Last night I was watching a Best Buy commercial that featured the inventors of various technologies and features incorporated into the modern Smartphone. Although the inventors appeared and spoke in the ad, some of their names were omitted. I decided to embark on a brief and somewhat superficial research assignment to try to identify who some of these people are.
I was underwhelmed by the inclusion of Words with Friends. I’ve played Words with Friends and it’s fun, the same way that Scrabble is fun. I concluded that the ad didn’t mention the inventors because, to be fair, it would have to go back to the inventors of the board game, rather than the app. So I decided not to investigate.
The ad also fails to name the inventors of Instagram, which is a free photo sharing program that enables users to apply a filter to change the look and feel of a digital photograph, and then share it on social networks. I’ve never used it but proponents say it can add artistry to typical digital images. I am not sure how important this app is to Smartphones, at least relative to other apps, but Facebook obviously saw something there, having paid about $1 billion in cash and stock to acquire Instagram.
At this point the inventor of the text message seems to be a bit more significant to the Smartphone, but they don’t name him either. Texting refers to the exchange of brief written text messages between two or more mobile phones or other devices. Originally texting referred to Short Message Service (SMS), but it now includes MMS messages that feature images, video and sound.

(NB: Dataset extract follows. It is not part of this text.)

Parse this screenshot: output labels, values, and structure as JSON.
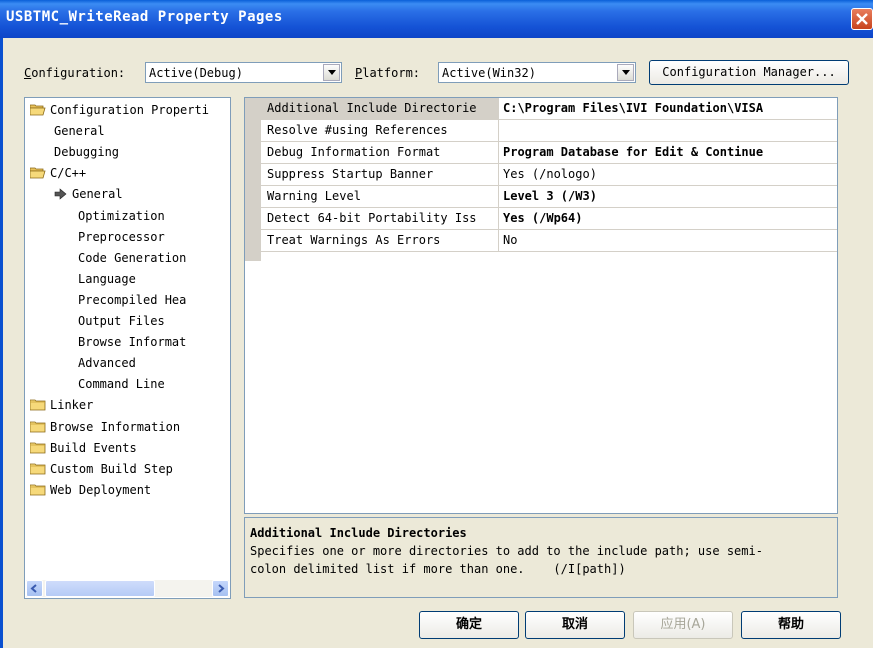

Everyone knows what texting is—even if you don’t use it– maybe because of “sexting” by politicians and celebrities, from Congressman Weiner to Tiger Woods. From my “research” I learned from Wikipedia that Raina Fortini may have been the inventor of texting, but Matti Makkonen is considered the father of modern texting because of his contributions to SMS. I have no idea if the person in the ad was one of them or someone else identified as the inventor of texting.
The ad did identify Philippe Kahn by name as the inventor of the camera phone. A little superficial research indicates that in 1997 Kahn did indeed invent the first camera phone for sharing photographs. I guess Mr. Philippe is defensive about the qualifier, which I found a few times in my Google search. In an article posted online in Investor’s Business Daily by Patrick Seitz on March 6, 2007, Kahn said: “The bottom line is that the camera phone is not just a camera and a phone. The camera phone is an instant share infrastructure with a camera on the phone. The ability to share instantly is really the key.”
But the part of the ad that got my attention was its recognition of Ray Kurzweil as a voice recognition pioneer. Now we’re talking. (No pun intended.) I am not sure that Kurzweil’s work on voice recognition has much to do with a Smartphone, but I do know that without his pioneering work in the area in the 1970s and 1980s we probably wouldn’t be where we are today in voice recognition.
I had the privilege of inviting Kurzweil to speak at the second TAG Summit, and I sat next to him at dinner. Between sips of red wine and bites of food, Kurzweill ate about 200 vitamins, pulling them one by one from a plastic sandwich bag. Politely, I asked him why. He explained that the “singularity” was coming, which will allow us to transcend the limitations of our biological bodies and brains. He told me that he was trying to maximize his chance to live long enough for the singularity, and thereby possibly live “forever.”
Kurzweil is not a nut. Indeed many people consider him to be the most successful futurist. Part of his credibility derives from the fact that he is an inventor, and he’s well known for his work in speech recognition, among many other things. In his book, the Age of Spiritual Machines, published in 1999, Kurzweil describes his early use of speech recognition to “create a system that enabled doctors to create their medical reports by simply talking to their computers…. We also introduced a general purpose dictation product called Kurzweil Voice, which enabled users to create written documents by speaking one word at a time to their personal computer.” And it’s particularly cool that this invention, like many of Kurzweill’s inventions, was designed to assist the disabled. (He hoped for a machine that could translate speech and display text on eyeglasses for the hearing-impaired.) Speech recognition may well be the next tech frontier.
I wish Kurzweil would go to work on my Siri. Those commercials with Zooey Deschanel and Sam Jackson make it seem so easy, and apparently they’ve been a hit with the all important 18-34 demographic. But about all that I can get my iPhone to do with voice commands is to help me call people whose names are in my Address Book.
One can debate whether Best Buy picked the best examples, or whether my “research” is too superficial to rely on. But it’s hard to argue with a focus on innovation. And any ad that features Ray Kurzweil is all right with me.